Exercise directions
Return every line of the records that includes the string "link".

Input data
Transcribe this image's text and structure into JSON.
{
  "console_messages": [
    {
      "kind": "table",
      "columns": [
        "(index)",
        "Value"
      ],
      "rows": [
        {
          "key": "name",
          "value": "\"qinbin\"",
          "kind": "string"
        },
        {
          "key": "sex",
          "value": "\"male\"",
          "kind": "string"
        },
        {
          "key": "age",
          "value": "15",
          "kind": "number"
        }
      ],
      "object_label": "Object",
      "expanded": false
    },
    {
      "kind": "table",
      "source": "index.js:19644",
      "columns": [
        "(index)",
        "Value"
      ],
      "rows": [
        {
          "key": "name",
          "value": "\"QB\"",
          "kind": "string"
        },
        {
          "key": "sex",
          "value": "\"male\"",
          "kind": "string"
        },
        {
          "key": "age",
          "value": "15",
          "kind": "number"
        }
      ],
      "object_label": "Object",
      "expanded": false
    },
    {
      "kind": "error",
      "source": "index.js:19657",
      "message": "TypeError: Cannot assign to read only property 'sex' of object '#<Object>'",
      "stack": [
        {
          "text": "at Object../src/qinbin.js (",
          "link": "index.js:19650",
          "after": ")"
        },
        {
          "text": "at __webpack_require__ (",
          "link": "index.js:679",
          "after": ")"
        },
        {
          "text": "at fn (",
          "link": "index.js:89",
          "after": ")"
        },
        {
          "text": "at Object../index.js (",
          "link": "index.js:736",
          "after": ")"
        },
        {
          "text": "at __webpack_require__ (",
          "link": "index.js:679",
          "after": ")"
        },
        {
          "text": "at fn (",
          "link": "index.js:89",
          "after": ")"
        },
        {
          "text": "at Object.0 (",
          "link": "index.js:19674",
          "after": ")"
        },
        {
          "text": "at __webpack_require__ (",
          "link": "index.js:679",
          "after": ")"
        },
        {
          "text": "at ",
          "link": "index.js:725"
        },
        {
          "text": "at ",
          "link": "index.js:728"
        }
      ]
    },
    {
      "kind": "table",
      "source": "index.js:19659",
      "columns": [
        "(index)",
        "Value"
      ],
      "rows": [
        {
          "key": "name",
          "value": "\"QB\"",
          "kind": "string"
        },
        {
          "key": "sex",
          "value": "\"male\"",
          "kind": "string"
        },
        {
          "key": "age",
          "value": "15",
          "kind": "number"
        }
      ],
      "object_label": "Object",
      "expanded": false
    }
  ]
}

Reply
          "link": "index.js:19650",
          "link": "index.js:679",
          "link": "index.js:89",
          "link": "index.js:736",
          "link": "index.js:679",
          "link": "index.js:89",
          "link": "index.js:19674",
          "link": "index.js:679",
          "link": "index.js:725"
          "link": "index.js:728"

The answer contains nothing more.